The six drawings to be donated include a survey drawing, created in December 1930, of the 2,260 square-meter site of the residence. The floor plan of the residence, located to the south of the factory, provides an image of the property with its large garden, a tearoom, and houses for rent. Yoshie Kono, 92, a resident of Aki Ward, is a relative of the family. She boarded at the Matsuura’s residence when she was a student at Hiroshima Prefectural First Girls’ High School (now Minami High School). “The home was big. I went to the factory on errands and saw big chunks of beef hanging there and many employees going in and out,” Ms. Kono said.

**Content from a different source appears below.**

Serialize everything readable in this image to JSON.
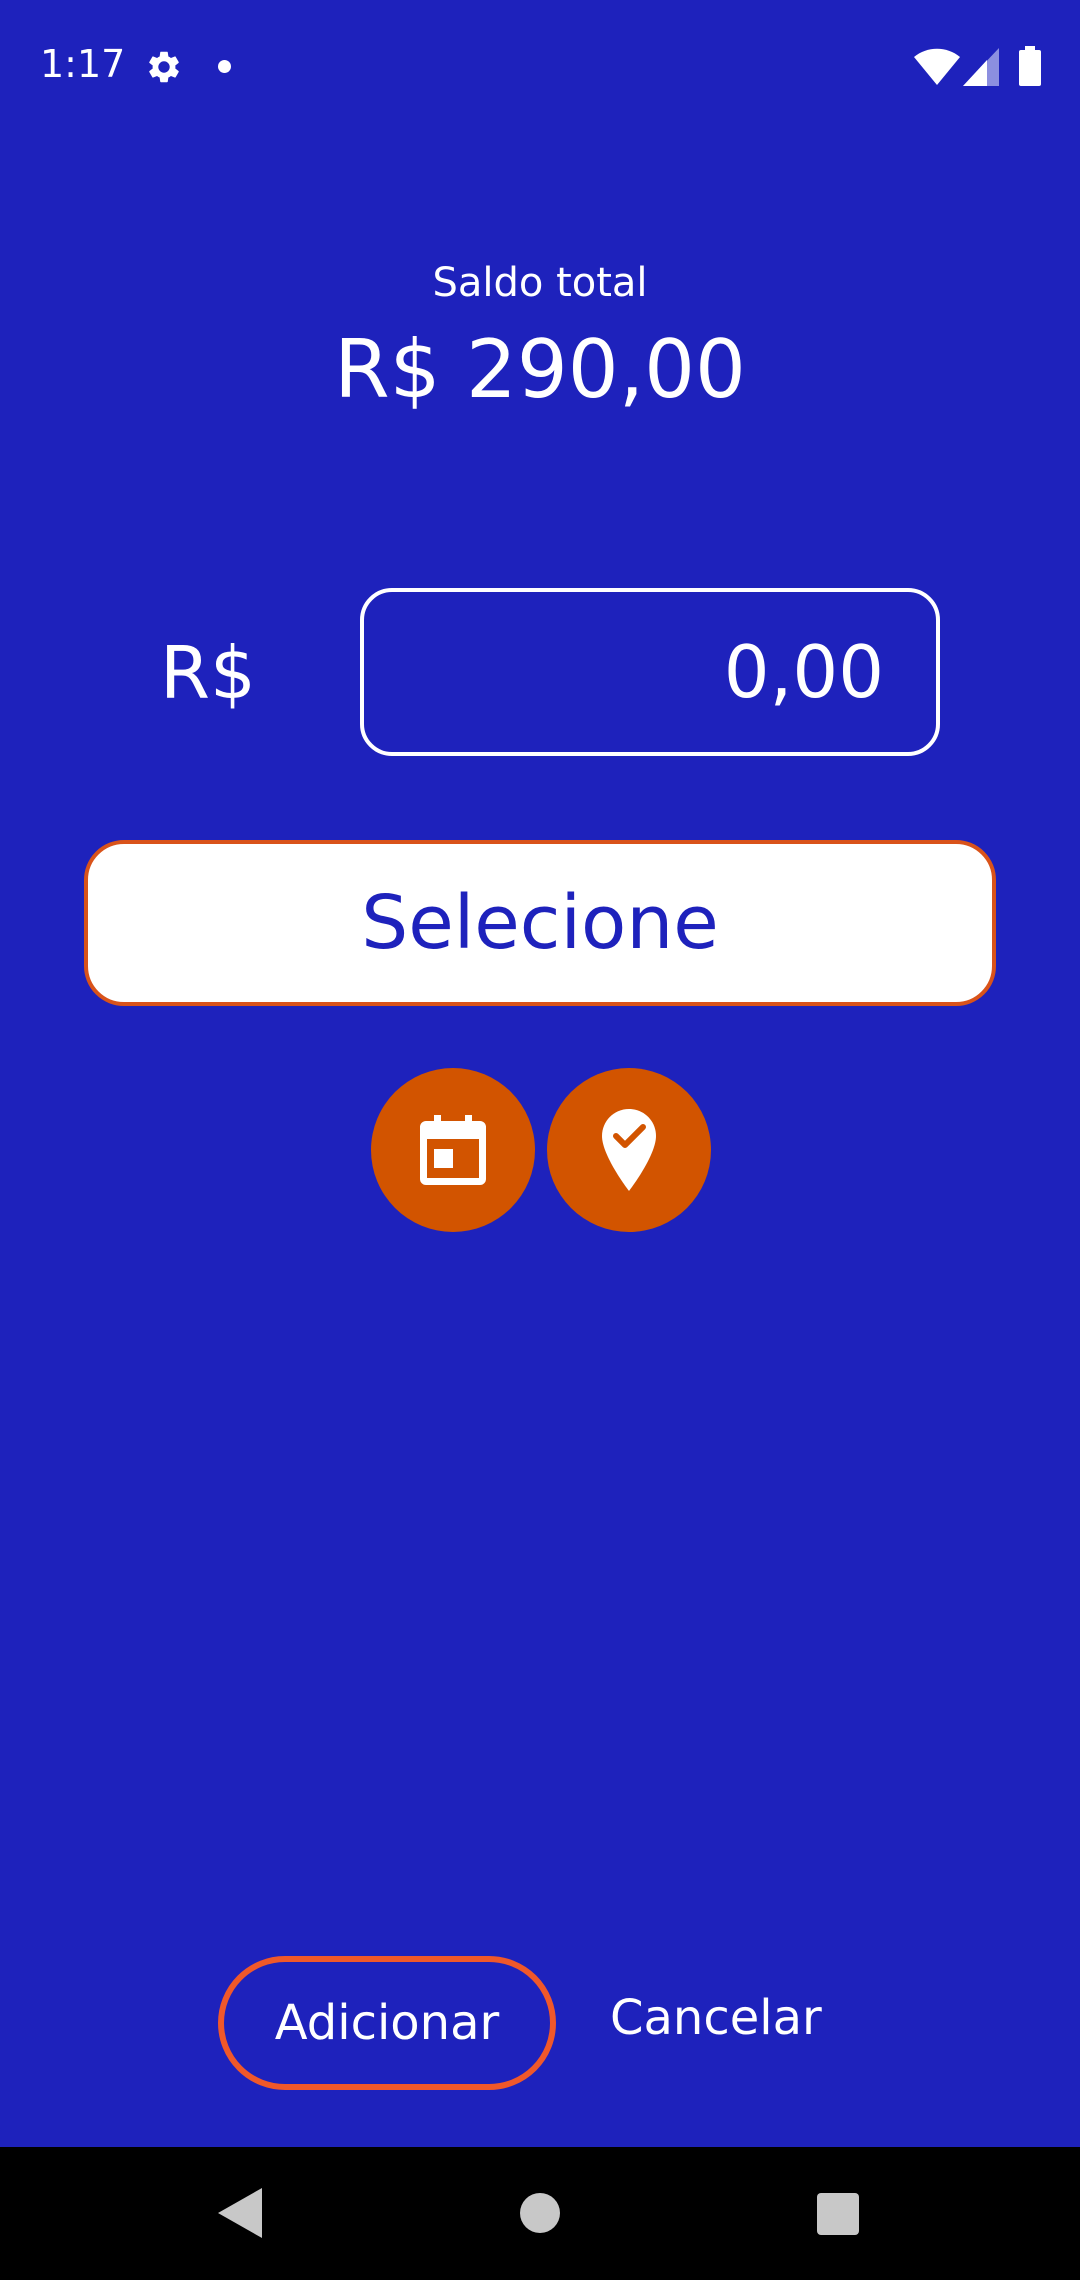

But the factory became a subsidiary of Hiroshima Ken Godo Kanzume (Hiroshima Prefectural Joint Canning) through a merger under wartime controls in 1943. The family’s residence was requisitioned by the military, and Taijiro moved to the village Akikoshi (now part of the town of Shiraki-cho in Asakita Ward). The factory and the residence were burned to the ground in the atomic bombing. Taijiro’s oldest son and his son’s two family members, his second son, and oldest daughter, who were still living in and around the Teppo-cho area, were killed in the bombing. Only a chimney and a three-storied ferroconcrete storehouse escaped utter destruction.

Isao and his wife Fusae, 73, found the drawings seven years ago when they were sorting out the things his grandfather had left at their parents’ home in Shiraki-cho. They also found photographs of the factory taken before the bombing. They decided to donate the materials. “If they are privately owned, they can become scattered and lost,” Isao said. “I want future generations to know that my grandfather and others did good work and that there was a factory here before the war.”

Hirotaka Matsushima, head of Hiroshima City’s Cultural Promotion Division, said, “We can see that the residence had many rooms and that the canning factory had ample facilities. These are rare materials that illustrate one aspect of Hiroshima’s modern history.”

(Originally published on March 23, 2020)